For a change of pace, again, I have asked another Technical Support Engineer, Chris Nash, to comment about powder sizes.  Chris is the Regional Technical Support Engineer for the Midwest region, and works from Indium Corporation HQ in Clinton, NY.

Small components such as 0201's and Micro-BGA's are being implemented into circuit board design and manufacturing more often. Many people still haven't had the chance to use these in their process but have heard that this will soon be upon them. In planning for this many immediately think they will need to use a solder paste with a smaller powder size and consequently start considering type 5 and type 6 pastes. This is usually not necessary.            
Type 5 and type 6 powders/pastes are currently being used in applications such as wafer bumping, substrate bumping, package on package, and dispensing with very small needle diameters. Wafer Bumping and substrate bumping (for flip chip assembly where there is not enough solder present on the chip) applications are using type 5 or 6 pastes with a printing process that may be a bit different than the typical SMT process. Many of these applications are using a mask instead of a stencil. Once the solder has been reflowed the mask is stripped and solder bumps remain. The apertures that are used in this type of process are typically around 50 microns, much smaller than the typical SMT aperture size. Package on package applications are using type 5 and 6 pastes in a totally different way. The packages are being dipped (not printed) into the paste before placement. Dispensing solder paste out of a syringe will sometimes require a small power size like type 5 or 6 due to the needle size that some applications require (26-30 gauge needles). As you can see there currently is a need for type 5 or 6 solder paste but this need has not spread to typical SMT assembly quite yet.
The selection of the appropriate powder size for a specific solder paste application is a fundamental step that will ultimately affect the print-ability of the solder paste with respect to the stencil design. Stencil design, focusing specifically on area ratio, plays an even more crucial role in solder paste print-ability. Area ratio is essential to the printing process and powder choice. Calculating the area ratio and choosing the correct powder size can help ensure proper stencil release. The area ratio is the ratio between the area of the aperture opening and the area of the aperture walls [area of the opening/area of the walls ≥ 0.66]. Once the proper aperture size has been determined, the appropriate powder size can then be chosen. For all apertures, it is important to maintain a minimum of 4 or 5 solder particles (the large particle size of the range) across the aperture.

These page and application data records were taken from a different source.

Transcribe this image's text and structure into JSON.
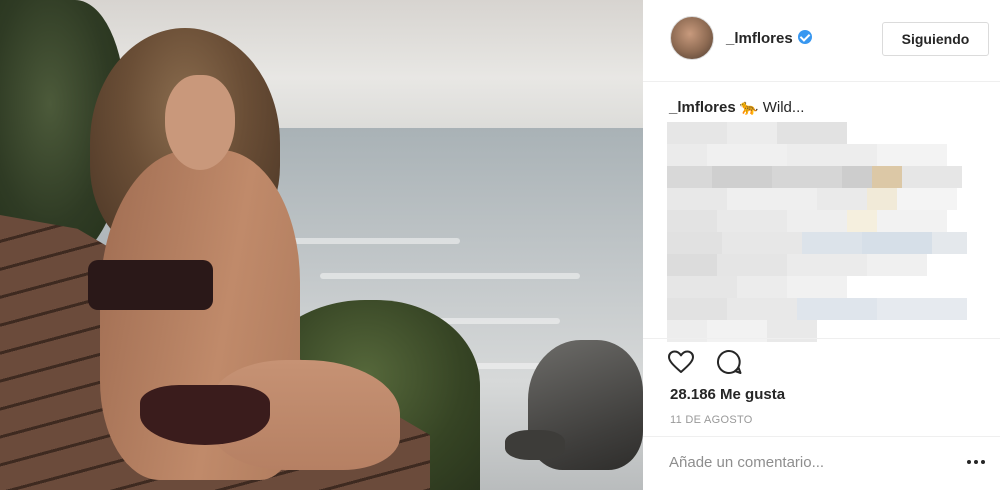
{
  "post": {
    "username": "_lmflores",
    "follow_label": "Siguiendo",
    "caption_user": "_lmflores",
    "caption_emoji": "🐆",
    "caption_text": "Wild...",
    "likes": "28.186 Me gusta",
    "date": "11 DE AGOSTO",
    "comment_placeholder": "Añade un comentario..."
  },
  "colors": {
    "verified": "#3897f0",
    "text": "#262626",
    "muted": "#999999",
    "divider": "#efefef"
  },
  "icons": {
    "like": "heart-outline-icon",
    "comment": "speech-bubble-icon",
    "verified": "verified-badge-icon",
    "more": "ellipsis-icon"
  }
}
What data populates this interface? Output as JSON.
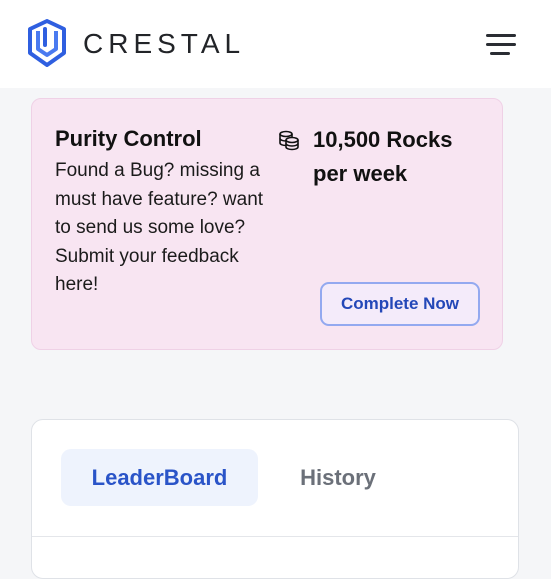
{
  "header": {
    "brand": "CRESTAL",
    "logo_icon": "crestal-logo-icon",
    "menu_icon": "hamburger-menu-icon"
  },
  "task_card": {
    "title": "Purity Control",
    "description": "Found a Bug? missing a must have feature? want to send us some love? Submit your feedback here!",
    "reward_icon": "coins-stack-icon",
    "reward": "10,500 Rocks per week",
    "cta_label": "Complete Now"
  },
  "panel": {
    "tabs": [
      {
        "label": "LeaderBoard",
        "active": true
      },
      {
        "label": "History",
        "active": false
      }
    ]
  },
  "colors": {
    "accent": "#2a54c8",
    "card_background": "#f8e5f2",
    "button_border": "#93a9f0",
    "logo_blue": "#2f5fe0"
  }
}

Current manufactures (typically hand held device manufacturers) that are using 0201's and small Micro-BGA's have developed their process around the area ratio rule of thumb.  Many of the manufacturers have decided that the best way to achieve close to 0.66 is to decrease the stencil thickness to 0.004".  Some manufactures have seen improved transfer efficiency results with a type 4 solder paste with less than 0.66 area ratios and have used this smaller powder size successfully.  Typically speaking, an area ratio greater than or equal to 0.66 will allow for the use of a type 3 solder paste. 
Thank you to Chris for helping out on this blog.  More inforamation may be found at the Indium Knowledge Base (IKB).